Kate Lister, president of research firm Global Workplace Analytics, said this is probably how most companies will go back. "People love to make this conversation polarized, but in reality employees want a mix of both. The mix of remote and in-office is really what works. We're finally realizing that what's good for people is good for business."
Clint Wallace, senior vice president of human resources at pharmaceutical company Sanofi North America, can attest to this firsthand. Before the pandemic, he would make the cross-Atlantic flight to his company's headquarters in Paris at least every six weeks—often for a one-day meeting that would eat up most of his week with travel and waiting around. Sanofi's return to office won't require that type of travel anymore, something that will help him and the rest of the company's employees, Wallace said. Returning to the workplace must be "reimagined."

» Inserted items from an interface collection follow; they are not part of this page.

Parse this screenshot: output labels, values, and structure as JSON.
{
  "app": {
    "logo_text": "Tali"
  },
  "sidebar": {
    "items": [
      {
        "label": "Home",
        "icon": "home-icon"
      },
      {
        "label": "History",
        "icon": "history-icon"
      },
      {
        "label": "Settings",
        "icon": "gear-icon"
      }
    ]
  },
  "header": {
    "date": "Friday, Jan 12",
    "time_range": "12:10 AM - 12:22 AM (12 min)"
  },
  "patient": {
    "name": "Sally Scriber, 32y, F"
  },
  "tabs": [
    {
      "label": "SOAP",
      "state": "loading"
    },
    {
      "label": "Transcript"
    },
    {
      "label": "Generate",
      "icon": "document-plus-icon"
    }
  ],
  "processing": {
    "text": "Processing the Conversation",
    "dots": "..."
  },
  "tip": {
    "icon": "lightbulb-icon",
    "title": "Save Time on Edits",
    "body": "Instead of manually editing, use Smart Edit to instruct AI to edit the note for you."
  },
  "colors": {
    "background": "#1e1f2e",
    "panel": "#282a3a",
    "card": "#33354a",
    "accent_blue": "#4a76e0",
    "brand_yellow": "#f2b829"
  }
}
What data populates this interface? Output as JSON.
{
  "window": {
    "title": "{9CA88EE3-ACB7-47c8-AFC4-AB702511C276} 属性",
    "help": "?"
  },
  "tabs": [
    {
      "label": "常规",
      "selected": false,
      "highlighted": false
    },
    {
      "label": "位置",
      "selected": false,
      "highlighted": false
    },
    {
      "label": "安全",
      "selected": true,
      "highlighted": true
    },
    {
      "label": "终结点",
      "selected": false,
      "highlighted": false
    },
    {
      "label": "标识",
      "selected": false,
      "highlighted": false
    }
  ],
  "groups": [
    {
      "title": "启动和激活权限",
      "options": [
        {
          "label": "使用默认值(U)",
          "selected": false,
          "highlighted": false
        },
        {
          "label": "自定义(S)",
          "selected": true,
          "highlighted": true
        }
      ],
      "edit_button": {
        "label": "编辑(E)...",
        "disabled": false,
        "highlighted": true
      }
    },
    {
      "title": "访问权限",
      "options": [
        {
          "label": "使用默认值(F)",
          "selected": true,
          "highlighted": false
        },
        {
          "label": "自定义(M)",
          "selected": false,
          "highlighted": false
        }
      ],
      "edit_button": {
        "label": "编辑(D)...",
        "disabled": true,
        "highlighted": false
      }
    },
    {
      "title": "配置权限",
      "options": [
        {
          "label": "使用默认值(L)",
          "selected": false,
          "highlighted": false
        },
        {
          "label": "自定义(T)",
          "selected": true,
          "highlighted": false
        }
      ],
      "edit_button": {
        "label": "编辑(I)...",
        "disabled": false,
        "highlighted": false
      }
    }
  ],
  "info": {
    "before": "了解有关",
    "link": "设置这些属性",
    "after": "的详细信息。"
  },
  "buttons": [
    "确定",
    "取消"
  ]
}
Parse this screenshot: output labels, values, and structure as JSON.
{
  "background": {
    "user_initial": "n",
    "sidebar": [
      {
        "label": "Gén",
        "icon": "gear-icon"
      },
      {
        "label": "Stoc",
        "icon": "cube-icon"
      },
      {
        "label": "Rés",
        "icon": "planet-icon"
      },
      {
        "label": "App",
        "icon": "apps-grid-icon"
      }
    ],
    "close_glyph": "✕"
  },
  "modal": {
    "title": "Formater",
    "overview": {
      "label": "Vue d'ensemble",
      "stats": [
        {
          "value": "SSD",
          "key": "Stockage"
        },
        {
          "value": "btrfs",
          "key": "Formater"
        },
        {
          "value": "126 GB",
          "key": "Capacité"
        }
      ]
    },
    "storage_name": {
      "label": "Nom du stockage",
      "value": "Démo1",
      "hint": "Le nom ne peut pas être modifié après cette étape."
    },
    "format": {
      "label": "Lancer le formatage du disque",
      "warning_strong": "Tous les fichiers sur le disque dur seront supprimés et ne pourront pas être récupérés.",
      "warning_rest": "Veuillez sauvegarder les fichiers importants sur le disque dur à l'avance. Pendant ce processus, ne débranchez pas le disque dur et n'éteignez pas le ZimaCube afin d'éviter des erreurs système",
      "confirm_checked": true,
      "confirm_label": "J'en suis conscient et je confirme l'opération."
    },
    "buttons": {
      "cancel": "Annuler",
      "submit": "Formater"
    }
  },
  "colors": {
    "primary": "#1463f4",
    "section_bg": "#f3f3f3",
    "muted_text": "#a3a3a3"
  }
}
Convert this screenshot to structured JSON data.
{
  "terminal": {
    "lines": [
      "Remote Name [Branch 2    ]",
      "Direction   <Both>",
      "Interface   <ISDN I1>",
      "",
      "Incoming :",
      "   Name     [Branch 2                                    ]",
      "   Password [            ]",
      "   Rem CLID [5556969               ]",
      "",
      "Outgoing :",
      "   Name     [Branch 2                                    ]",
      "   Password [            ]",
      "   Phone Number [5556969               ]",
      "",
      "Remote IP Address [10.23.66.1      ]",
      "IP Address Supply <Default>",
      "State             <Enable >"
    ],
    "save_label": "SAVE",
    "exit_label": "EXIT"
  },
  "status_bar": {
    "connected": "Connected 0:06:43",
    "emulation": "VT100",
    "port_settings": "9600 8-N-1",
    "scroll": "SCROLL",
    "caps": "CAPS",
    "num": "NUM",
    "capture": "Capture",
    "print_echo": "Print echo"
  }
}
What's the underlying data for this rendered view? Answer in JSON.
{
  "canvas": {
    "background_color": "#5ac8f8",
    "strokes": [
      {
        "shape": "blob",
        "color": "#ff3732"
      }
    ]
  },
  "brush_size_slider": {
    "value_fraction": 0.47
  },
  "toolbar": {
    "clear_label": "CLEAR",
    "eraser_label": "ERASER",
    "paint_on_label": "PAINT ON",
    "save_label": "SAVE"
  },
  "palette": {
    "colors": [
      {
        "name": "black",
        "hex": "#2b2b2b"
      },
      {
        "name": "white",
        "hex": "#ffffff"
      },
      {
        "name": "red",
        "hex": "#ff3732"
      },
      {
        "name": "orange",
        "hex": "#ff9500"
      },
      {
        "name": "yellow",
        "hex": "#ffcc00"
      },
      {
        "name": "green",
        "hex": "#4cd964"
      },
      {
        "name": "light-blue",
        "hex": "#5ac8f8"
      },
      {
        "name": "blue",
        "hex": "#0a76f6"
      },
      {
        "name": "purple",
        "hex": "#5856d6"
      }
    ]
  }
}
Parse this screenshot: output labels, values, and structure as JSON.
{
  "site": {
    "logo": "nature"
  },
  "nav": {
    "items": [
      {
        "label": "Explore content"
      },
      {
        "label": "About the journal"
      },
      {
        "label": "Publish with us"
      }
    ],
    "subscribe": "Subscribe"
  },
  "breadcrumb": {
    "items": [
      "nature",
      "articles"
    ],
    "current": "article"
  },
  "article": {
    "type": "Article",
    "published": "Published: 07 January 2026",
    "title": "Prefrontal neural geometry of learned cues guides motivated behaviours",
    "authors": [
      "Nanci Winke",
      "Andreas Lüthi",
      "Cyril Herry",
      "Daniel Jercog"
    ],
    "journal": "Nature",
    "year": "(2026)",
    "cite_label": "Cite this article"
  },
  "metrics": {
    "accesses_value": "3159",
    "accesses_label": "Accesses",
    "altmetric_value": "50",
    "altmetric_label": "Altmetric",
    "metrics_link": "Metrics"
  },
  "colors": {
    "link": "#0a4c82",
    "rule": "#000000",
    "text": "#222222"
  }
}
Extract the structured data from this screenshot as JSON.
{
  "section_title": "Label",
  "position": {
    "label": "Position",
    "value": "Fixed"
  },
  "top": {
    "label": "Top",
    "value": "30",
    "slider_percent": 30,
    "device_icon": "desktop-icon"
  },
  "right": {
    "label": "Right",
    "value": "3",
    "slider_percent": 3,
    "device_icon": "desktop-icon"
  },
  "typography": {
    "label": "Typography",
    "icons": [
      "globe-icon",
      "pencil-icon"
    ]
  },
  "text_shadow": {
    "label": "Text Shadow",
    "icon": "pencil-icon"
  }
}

"We've put out principles that say we would like for people to work from anywhere. And we would like for people to leverage this on a voluntary basis so it gives people the autonomy of what works for them," Wallace said. His company has started sending some of its more than 104,000 people back in some locations, but the 12,500 U.S.-based employees are remaining at home for now. He's working on protecting the company culture by doing frequent check-ins with employees and asking them at the beginning of every meeting how they are doing as part of Sanofi's "It's Okay to Not Be Okay" mental health program.
Even companies that saw most of their workers remain in the office are being cautious about rushing everyone back too soon. Morristown, N.J.-based Atlantic Health has about 17,000 workers, with approximately 3,000 working in office-based positions. At the height of the pandemic, many of the 3,000 were working from alternate locations. Today, the company is still using a hybrid approach to bring employees back to the office, said Nikki Sumpter, SHRM-SCP, chief human resources officer. She said it will be important for every company to realize that there's no going back to pre-COVID-19 times.
"People need to go forward and ask, 'What does the future of work look like?' " she said. "For many organizations, that's going to mean pivoting workforces so that they can get the best of both worlds and adapt to the new experiences that are possible using digital platforms. To continue to be great employers, we need to embrace what we have and what we have learned from this crisis."
Lister from Global Workplace Analytics said the research to support this notion has been there for more than 15 years. "Every study, every client—we've never seen an instance when productivity goes down when working remotely," she said.
Karen Bannan is a freelance writer based in New York.